This is the only way that I can think to escape the 10 hour delay imposed on each message.

15 February 2011

How to Access the DocBook DTDs When oasis-open.org Blocks You

Have you ever used the DocBook DTDs (or XSDs) and been blocked by the oasis-open.org website after a handful of accesses to them? If so, here's how to work around this problem. Granted, the solution I offer is specifically for Mac OS X, as long as you can run a webserver on your operating system, the same solution will still work (after all, Mac OS X is really just BSD Unix).

While working on the ActiveMQ In Action book, we were originally using the DocBook 4.5 DTD directly from the oasis-open.org website.
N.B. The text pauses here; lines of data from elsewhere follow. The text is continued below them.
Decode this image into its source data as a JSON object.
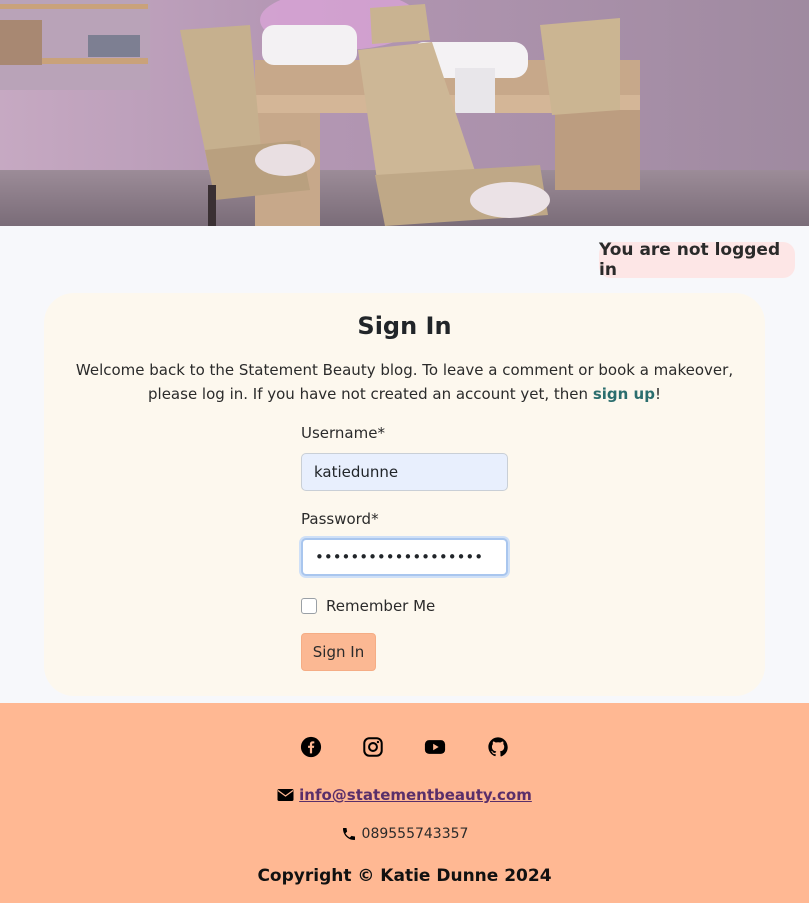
{
  "status": {
    "text": "You are not logged in"
  },
  "signin": {
    "title": "Sign In",
    "welcome_text": "Welcome back to the Statement Beauty blog. To leave a comment or book a makeover, please log in. If you have not created an account yet, then",
    "signup_link": "sign up",
    "welcome_end": "!",
    "username_label": "Username*",
    "username_value": "katiedunne",
    "password_label": "Password*",
    "password_value": "•••••••••••••••••••",
    "remember_label": "Remember Me",
    "submit_label": "Sign In"
  },
  "footer": {
    "social_icons": [
      "facebook-icon",
      "instagram-icon",
      "youtube-icon",
      "github-icon"
    ],
    "email": "info@statementbeauty.com",
    "phone": "089555743357",
    "copyright": "Copyright © Katie Dunne 2024"
  },
  "colors": {
    "footer_bg": "#ffb893",
    "card_bg": "#fdf8ee",
    "button_bg": "#fbb893",
    "badge_bg": "#fde6e6",
    "link": "#2b6e6e"
  }
}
Every time I built the book to transform the DocBook XML into PDFs, the Maven build would access the DTDs directly. Pretty standard stuff when the DTDs are not already packaged in a JAR so that they can be accessed locally. I wasn't happy with build ing needing to grab these DTDs for every iteration, but since I have a fast connection it wasn't a big deal for me. However, after a very short period of time, the oasis-open.org website blocked me from accessing the DTDs. This was a pain because it caused the build to fail. To work around this problem, here's what I did.

I simply downloaded the DTDs and related files that I needed, put the DTD and friends in /Library/WebServer/Documents/docbook/xml/4.5/ directory on my local hard drive and added the following entry to the /etc/hosts file so that any requests to oasis-open.org to point to my local machine: www.oasis-open.org

Then I just started up web sharing on the MacBook Pro I used to work on the book and voila! I no longer had to access the DTDs online anymore and the fact that oasis-open.org blocked my IP address didn't matter anymore.

This really wasn't a big deal for me, but I question the motive for making the DTDs publicly available and HTTP accessible if there are rules for accessing them. Why not post work arounds such as this to the oasis-open.org site? Why not just simply post a page of rules for accessing them? Of course, these items may be posted somewhere and I just wasn't able to find them. If so, that's a problem as well. Hint! Hint!